#### What to do
Look through the data below and show every line that includes "创业板指".

#### Available records
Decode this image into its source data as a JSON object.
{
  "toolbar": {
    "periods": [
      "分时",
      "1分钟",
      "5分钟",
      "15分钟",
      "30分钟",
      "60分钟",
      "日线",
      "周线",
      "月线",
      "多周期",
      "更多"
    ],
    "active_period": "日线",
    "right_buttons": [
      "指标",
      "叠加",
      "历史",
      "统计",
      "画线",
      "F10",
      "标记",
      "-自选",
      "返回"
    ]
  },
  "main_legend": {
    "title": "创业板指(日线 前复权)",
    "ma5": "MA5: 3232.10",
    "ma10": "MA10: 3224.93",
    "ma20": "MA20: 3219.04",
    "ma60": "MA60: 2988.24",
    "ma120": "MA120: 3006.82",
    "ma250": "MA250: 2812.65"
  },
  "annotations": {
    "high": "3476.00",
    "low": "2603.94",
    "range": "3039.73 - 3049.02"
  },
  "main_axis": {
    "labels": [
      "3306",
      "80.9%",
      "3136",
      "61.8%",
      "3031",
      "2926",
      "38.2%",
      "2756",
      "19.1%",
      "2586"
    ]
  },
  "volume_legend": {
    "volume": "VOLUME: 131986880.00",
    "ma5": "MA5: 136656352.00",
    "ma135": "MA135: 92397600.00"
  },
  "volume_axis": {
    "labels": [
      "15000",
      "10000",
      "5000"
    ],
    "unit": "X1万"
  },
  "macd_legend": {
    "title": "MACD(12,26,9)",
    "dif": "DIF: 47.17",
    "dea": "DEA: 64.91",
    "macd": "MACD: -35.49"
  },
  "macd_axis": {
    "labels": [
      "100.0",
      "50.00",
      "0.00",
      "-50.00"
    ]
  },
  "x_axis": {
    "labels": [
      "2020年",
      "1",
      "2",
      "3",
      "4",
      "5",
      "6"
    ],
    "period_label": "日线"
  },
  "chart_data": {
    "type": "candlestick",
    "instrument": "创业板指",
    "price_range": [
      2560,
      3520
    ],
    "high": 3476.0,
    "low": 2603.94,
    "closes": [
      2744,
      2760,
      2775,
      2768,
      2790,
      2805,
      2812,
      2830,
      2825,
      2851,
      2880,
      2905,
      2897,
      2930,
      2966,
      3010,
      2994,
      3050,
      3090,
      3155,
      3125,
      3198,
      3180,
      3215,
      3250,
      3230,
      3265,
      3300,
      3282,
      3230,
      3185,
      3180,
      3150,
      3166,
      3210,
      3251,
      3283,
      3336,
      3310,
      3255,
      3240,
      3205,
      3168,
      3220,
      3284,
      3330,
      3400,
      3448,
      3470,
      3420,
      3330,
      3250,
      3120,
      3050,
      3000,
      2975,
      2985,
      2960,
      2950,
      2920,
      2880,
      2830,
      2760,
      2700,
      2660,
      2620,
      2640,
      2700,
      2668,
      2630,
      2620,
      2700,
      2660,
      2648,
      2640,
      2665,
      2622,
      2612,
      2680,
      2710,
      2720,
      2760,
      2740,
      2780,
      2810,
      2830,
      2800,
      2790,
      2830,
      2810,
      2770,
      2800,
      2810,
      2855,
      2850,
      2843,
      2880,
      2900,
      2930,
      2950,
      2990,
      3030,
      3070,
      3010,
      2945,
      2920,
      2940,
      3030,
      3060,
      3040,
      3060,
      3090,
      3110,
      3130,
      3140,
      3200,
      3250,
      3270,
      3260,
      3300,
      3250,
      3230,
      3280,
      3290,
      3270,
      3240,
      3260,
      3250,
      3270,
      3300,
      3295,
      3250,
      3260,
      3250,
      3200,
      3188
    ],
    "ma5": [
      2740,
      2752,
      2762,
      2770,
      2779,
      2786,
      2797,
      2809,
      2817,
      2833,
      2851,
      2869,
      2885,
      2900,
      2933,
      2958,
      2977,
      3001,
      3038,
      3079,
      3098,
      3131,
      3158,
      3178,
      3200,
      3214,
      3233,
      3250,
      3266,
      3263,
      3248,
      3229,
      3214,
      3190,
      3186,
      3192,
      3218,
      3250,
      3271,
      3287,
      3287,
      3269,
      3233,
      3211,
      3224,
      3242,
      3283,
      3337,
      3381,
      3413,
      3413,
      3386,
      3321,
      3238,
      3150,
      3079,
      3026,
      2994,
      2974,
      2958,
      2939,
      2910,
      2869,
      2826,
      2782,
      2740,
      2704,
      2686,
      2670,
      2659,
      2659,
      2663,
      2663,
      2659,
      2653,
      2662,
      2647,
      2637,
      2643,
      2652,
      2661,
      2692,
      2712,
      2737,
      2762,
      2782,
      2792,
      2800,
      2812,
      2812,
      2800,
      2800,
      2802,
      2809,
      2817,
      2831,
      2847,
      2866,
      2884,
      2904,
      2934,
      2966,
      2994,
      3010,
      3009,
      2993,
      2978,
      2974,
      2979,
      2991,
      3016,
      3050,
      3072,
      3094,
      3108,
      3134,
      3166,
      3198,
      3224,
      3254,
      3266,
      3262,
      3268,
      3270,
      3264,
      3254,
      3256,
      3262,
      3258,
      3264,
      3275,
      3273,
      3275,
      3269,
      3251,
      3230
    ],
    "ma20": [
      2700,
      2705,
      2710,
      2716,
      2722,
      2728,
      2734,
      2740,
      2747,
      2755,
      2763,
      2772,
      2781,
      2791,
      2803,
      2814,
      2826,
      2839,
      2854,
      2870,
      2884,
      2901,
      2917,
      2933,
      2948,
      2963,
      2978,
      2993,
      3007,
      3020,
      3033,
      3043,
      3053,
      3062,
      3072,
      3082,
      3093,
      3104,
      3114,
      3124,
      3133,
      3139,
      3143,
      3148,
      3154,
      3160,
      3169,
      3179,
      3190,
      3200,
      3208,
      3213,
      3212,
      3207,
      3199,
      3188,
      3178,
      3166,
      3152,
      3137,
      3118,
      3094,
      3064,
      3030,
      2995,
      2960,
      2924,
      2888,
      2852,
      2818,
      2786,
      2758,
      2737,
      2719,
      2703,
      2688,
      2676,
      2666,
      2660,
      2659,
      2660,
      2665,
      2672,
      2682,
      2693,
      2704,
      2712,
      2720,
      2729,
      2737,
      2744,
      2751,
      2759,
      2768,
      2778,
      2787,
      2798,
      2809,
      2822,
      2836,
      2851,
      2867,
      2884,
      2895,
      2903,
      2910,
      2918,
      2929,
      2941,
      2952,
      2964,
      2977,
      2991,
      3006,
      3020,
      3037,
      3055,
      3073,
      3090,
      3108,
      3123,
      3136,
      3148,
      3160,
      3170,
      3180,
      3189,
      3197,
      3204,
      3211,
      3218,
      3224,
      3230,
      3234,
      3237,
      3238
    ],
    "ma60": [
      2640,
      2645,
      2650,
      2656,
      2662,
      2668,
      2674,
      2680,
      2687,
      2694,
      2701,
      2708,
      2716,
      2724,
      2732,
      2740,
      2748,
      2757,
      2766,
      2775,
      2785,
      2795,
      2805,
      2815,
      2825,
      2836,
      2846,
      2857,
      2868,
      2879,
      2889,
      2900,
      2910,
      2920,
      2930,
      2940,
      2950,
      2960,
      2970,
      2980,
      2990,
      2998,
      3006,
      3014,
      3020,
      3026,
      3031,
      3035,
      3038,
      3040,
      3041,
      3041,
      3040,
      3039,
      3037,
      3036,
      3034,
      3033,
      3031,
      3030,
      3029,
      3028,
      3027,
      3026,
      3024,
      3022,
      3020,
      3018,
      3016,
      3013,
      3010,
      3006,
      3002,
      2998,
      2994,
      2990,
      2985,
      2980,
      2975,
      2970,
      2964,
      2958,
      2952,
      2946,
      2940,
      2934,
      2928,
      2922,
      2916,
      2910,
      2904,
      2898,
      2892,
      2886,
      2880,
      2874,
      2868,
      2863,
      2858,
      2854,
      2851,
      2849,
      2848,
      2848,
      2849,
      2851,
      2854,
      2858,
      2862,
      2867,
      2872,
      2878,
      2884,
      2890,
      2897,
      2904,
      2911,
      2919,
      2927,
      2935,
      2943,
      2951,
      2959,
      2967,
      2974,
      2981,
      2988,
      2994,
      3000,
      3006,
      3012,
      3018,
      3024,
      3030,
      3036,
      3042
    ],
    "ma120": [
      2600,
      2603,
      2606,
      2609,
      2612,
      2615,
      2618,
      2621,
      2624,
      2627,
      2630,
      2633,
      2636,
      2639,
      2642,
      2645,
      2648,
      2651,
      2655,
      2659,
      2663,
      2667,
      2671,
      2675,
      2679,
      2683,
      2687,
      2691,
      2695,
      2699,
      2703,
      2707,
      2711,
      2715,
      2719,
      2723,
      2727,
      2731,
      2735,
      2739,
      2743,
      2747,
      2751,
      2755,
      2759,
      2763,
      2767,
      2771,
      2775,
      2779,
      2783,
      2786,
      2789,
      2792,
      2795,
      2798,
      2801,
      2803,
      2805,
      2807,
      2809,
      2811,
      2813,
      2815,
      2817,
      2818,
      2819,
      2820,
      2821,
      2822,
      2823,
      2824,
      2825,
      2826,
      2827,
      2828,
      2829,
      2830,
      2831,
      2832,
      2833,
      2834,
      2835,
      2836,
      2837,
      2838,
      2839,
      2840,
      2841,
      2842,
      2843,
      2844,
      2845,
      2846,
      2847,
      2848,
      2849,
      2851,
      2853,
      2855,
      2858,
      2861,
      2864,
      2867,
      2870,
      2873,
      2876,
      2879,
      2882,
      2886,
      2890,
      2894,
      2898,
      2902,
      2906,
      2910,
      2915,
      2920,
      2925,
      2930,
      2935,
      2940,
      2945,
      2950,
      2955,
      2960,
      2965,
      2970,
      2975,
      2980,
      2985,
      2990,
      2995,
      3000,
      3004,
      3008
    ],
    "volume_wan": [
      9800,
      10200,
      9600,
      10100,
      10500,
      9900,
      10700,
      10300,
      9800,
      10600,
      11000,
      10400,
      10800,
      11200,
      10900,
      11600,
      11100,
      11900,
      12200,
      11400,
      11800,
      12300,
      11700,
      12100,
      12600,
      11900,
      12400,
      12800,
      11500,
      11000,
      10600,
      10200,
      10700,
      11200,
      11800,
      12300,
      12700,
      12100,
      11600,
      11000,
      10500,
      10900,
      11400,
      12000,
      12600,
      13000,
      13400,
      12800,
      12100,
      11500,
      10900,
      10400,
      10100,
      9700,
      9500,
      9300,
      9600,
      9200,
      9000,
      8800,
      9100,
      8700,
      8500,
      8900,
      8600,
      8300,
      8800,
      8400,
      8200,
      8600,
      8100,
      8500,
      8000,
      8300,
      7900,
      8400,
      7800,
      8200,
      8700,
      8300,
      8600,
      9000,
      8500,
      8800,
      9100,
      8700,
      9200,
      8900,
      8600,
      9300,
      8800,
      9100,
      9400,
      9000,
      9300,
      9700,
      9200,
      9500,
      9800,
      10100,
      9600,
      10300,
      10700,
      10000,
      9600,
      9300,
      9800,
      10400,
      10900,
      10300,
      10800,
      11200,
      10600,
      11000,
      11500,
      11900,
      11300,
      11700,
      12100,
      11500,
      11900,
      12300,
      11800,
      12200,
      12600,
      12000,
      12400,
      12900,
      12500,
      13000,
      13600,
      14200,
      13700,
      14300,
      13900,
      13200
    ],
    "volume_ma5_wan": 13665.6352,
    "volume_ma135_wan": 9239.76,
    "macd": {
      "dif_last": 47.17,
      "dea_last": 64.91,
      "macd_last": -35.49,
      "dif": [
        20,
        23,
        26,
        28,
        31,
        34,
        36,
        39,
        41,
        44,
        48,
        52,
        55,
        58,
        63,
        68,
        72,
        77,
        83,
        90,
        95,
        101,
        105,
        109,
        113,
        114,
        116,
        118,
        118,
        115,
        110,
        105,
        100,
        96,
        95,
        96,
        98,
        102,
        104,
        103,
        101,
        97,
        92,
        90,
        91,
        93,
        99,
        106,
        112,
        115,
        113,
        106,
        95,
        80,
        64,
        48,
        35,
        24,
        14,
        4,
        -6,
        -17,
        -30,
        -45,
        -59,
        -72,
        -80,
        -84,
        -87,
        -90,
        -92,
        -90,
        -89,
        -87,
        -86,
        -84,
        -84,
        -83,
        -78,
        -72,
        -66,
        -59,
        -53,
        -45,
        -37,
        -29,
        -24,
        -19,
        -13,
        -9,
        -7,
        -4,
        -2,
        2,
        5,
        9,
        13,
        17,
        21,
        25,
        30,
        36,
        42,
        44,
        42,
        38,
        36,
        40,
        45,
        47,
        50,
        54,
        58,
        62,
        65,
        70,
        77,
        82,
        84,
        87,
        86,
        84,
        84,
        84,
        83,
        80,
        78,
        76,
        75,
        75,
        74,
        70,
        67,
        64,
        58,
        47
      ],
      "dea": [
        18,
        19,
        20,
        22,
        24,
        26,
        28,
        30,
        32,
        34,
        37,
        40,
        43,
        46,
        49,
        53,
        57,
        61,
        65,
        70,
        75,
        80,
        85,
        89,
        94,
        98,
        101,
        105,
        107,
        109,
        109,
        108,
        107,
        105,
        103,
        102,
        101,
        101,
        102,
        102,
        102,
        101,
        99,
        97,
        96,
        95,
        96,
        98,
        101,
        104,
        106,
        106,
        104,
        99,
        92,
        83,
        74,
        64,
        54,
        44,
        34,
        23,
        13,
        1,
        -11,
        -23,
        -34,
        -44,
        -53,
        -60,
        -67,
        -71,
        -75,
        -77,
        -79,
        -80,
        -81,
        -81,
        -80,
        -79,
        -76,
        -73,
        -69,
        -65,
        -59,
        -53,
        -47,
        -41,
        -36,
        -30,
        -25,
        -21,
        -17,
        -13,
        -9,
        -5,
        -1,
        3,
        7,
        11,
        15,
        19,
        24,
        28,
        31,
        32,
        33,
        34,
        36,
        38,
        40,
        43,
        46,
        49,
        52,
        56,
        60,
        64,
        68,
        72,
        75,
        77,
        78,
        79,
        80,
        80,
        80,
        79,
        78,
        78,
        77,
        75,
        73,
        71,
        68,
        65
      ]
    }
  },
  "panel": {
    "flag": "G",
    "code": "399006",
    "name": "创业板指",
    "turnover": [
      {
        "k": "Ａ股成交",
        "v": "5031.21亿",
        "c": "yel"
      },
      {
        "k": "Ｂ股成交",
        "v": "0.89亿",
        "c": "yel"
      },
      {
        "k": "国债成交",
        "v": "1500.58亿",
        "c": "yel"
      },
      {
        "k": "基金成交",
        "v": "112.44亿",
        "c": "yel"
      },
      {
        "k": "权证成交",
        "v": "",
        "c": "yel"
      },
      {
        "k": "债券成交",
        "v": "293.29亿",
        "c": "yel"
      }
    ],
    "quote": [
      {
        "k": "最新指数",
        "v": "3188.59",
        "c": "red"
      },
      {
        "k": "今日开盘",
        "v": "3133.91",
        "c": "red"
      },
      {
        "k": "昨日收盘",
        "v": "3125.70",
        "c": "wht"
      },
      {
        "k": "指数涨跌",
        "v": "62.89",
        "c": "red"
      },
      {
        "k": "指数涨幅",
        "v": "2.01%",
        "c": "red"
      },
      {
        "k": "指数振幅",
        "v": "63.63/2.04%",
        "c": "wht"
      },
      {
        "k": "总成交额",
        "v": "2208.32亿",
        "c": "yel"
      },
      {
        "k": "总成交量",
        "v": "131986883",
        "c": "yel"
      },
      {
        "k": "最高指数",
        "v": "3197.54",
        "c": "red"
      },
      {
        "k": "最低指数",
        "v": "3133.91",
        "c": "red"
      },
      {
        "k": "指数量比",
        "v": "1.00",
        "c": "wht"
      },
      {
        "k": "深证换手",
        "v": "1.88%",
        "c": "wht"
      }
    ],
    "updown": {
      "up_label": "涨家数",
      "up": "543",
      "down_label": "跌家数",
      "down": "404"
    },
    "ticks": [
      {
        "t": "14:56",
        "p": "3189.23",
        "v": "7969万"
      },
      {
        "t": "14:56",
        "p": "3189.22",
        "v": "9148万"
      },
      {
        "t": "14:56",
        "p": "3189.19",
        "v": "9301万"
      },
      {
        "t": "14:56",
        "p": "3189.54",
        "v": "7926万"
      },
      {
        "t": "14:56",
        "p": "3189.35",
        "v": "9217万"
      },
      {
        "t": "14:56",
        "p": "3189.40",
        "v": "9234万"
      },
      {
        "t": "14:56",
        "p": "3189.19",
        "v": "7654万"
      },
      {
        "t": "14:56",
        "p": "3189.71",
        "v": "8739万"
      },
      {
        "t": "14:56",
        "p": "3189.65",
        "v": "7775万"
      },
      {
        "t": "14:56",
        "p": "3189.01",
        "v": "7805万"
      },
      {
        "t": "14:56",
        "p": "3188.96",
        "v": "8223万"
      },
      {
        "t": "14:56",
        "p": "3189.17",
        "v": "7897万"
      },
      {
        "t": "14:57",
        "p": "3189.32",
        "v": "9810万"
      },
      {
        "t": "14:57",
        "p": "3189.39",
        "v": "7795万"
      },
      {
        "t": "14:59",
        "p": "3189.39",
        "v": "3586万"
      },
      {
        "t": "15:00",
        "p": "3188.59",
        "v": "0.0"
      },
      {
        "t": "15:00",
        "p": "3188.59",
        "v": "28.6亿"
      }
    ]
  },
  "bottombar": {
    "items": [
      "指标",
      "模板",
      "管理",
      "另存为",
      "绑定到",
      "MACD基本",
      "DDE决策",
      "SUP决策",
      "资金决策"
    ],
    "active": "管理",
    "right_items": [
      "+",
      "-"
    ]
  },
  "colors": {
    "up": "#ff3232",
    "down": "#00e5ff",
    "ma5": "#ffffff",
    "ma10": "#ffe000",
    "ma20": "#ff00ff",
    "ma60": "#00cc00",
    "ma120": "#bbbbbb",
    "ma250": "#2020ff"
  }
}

#### Answer below
    "title": "创业板指(日线 前复权)",
    "instrument": "创业板指",
    "name": "创业板指",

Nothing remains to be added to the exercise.